───── Record extracts
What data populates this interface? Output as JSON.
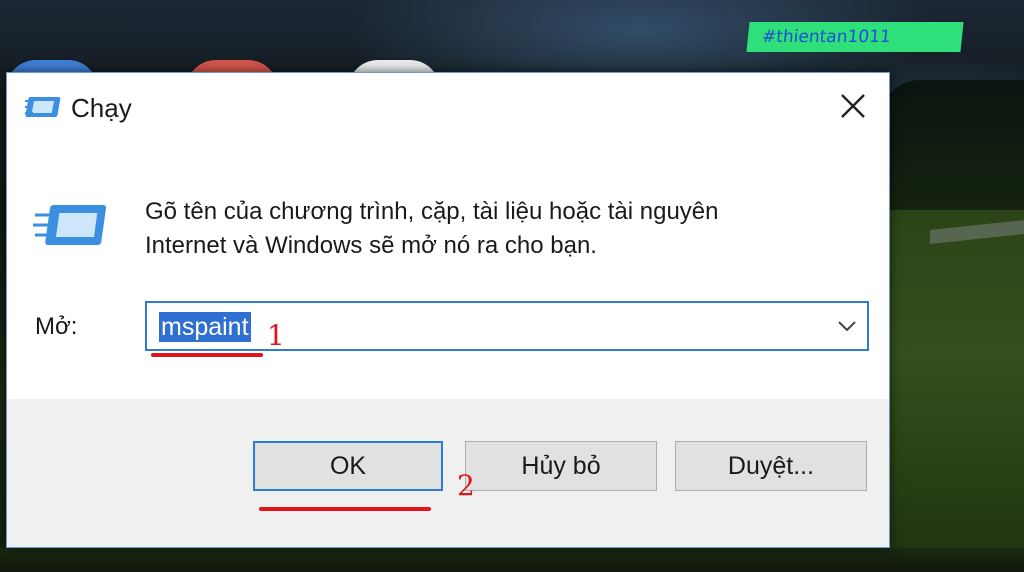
{
  "watermark": "#thientan1011",
  "dialog": {
    "title": "Chạy",
    "description_line1": "Gõ tên của chương trình, cặp, tài liệu hoặc tài nguyên",
    "description_line2": "Internet và Windows sẽ mở nó ra cho bạn.",
    "open_label": "Mở:",
    "open_value": "mspaint",
    "buttons": {
      "ok": "OK",
      "cancel": "Hủy bỏ",
      "browse": "Duyệt..."
    }
  },
  "annotations": {
    "step1": "1",
    "step2": "2"
  },
  "icons": {
    "title": "run-icon",
    "close": "close-icon",
    "dropdown": "chevron-down-icon"
  },
  "colors": {
    "accent": "#2e7bd4",
    "annotation": "#e0141c",
    "watermark_bg": "#2fe07a"
  }
}
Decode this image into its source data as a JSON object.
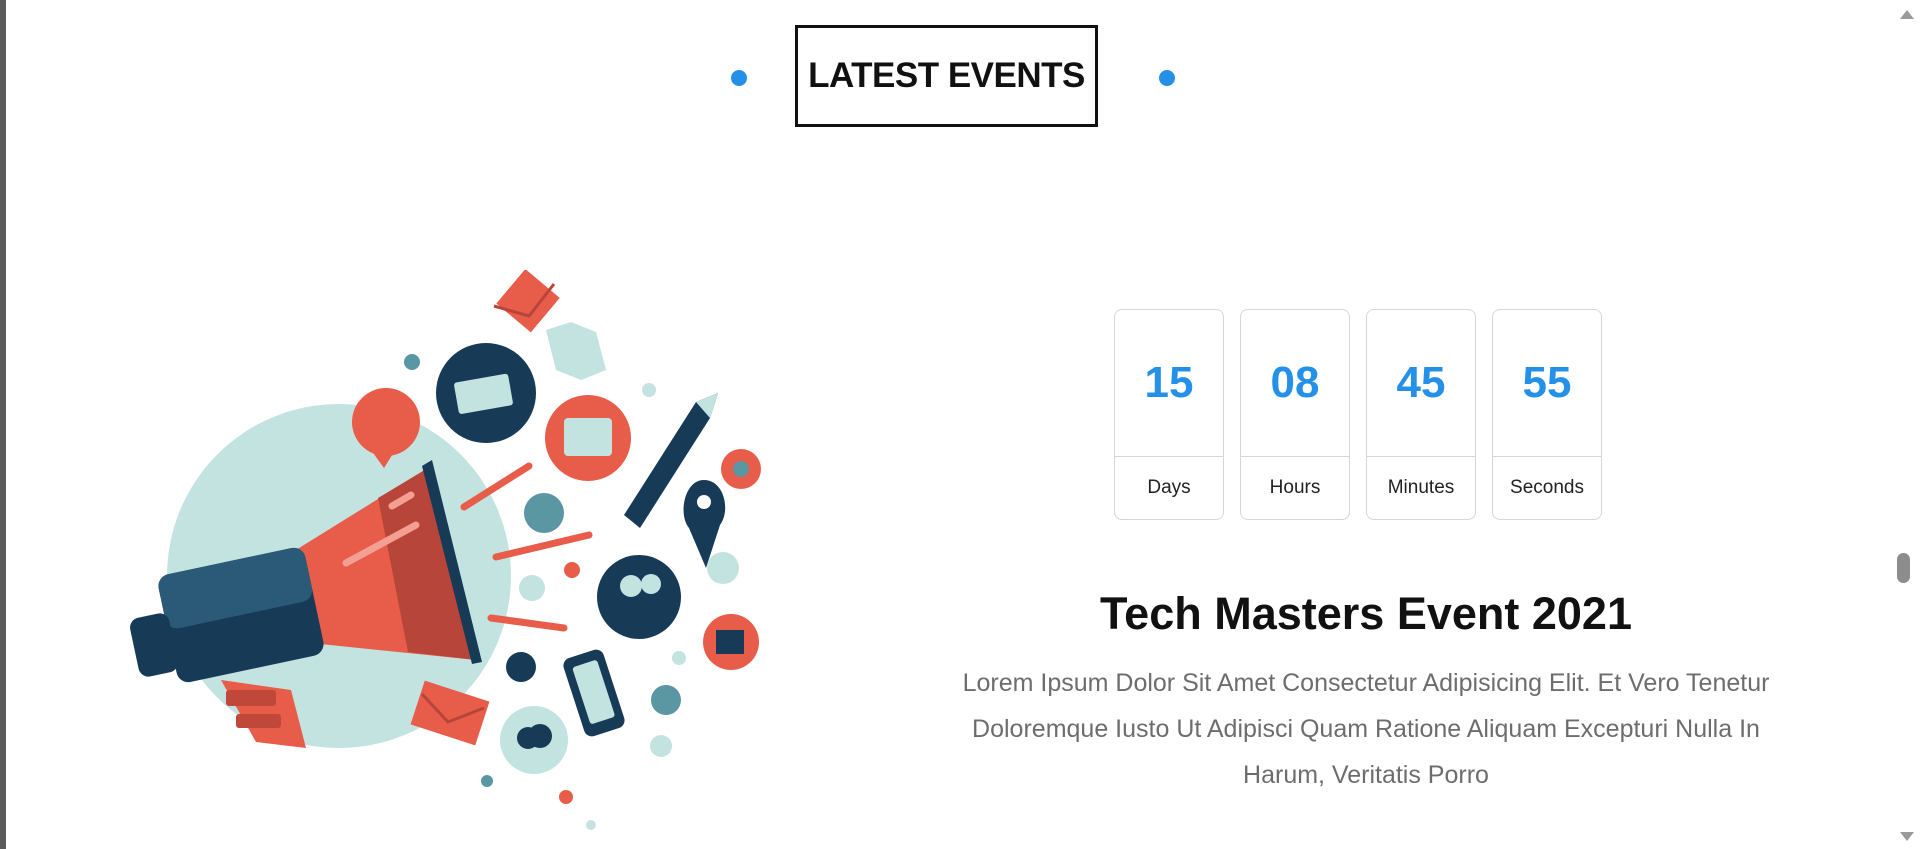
{
  "section": {
    "title": "LATEST EVENTS"
  },
  "countdown": [
    {
      "value": "15",
      "label": "Days"
    },
    {
      "value": "08",
      "label": "Hours"
    },
    {
      "value": "45",
      "label": "Minutes"
    },
    {
      "value": "55",
      "label": "Seconds"
    }
  ],
  "event": {
    "title": "Tech Masters Event 2021",
    "description": "Lorem Ipsum Dolor Sit Amet Consectetur Adipisicing Elit. Et Vero Tenetur Doloremque Iusto Ut Adipisci Quam Ratione Aliquam Excepturi Nulla In Harum, Veritatis Porro"
  },
  "illustration": {
    "icon": "megaphone-marketing-illustration"
  },
  "colors": {
    "accent": "#2490e8",
    "megaphone_red": "#e85c4a",
    "navy": "#173a57",
    "mint": "#c3e3e1"
  }
}
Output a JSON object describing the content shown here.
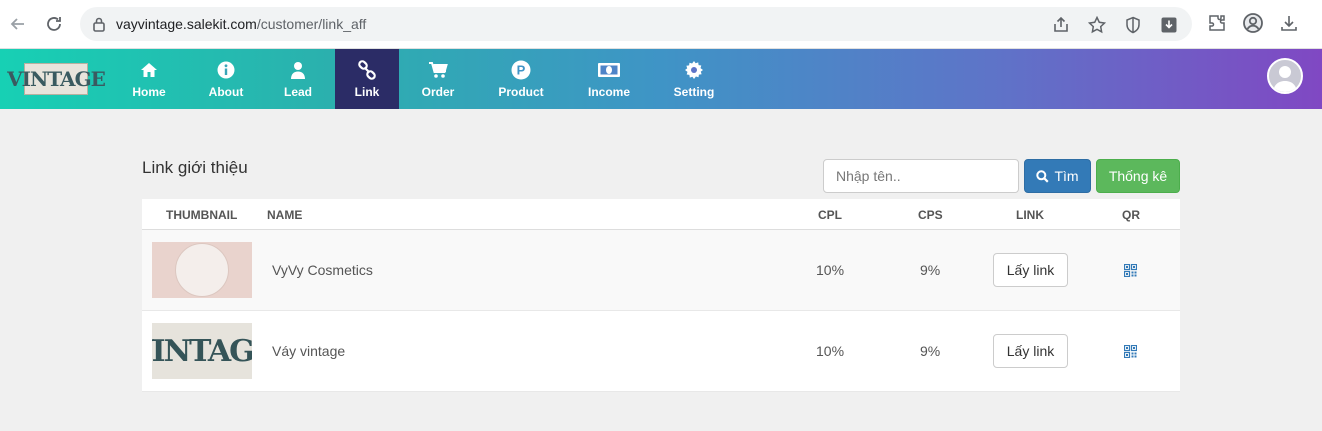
{
  "browser": {
    "url_host": "vayvintage.salekit.com",
    "url_path": "/customer/link_aff"
  },
  "app": {
    "logo_text": "VINTAGE",
    "menu": [
      {
        "label": "Home",
        "icon": "home-icon"
      },
      {
        "label": "About",
        "icon": "info-icon"
      },
      {
        "label": "Lead",
        "icon": "user-icon"
      },
      {
        "label": "Link",
        "icon": "link-icon",
        "active": true
      },
      {
        "label": "Order",
        "icon": "cart-icon"
      },
      {
        "label": "Product",
        "icon": "product-icon"
      },
      {
        "label": "Income",
        "icon": "money-icon"
      },
      {
        "label": "Setting",
        "icon": "gear-icon"
      }
    ]
  },
  "page": {
    "title": "Link giới thiệu",
    "search_placeholder": "Nhập tên..",
    "search_button": "Tìm",
    "stats_button": "Thống kê"
  },
  "table": {
    "headers": {
      "thumbnail": "THUMBNAIL",
      "name": "NAME",
      "cpl": "CPL",
      "cps": "CPS",
      "link": "LINK",
      "qr": "QR"
    },
    "rows": [
      {
        "name": "VyVy Cosmetics",
        "cpl": "10%",
        "cps": "9%",
        "link_button": "Lấy link"
      },
      {
        "name": "Váy vintage",
        "cpl": "10%",
        "cps": "9%",
        "link_button": "Lấy link",
        "thumb_text": "VINTAGE"
      }
    ]
  }
}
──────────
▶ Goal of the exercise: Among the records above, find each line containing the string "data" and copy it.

▶ Answer section:
What data populates this interface? Output as JSON.
Decode this image into its source data as a JSON object.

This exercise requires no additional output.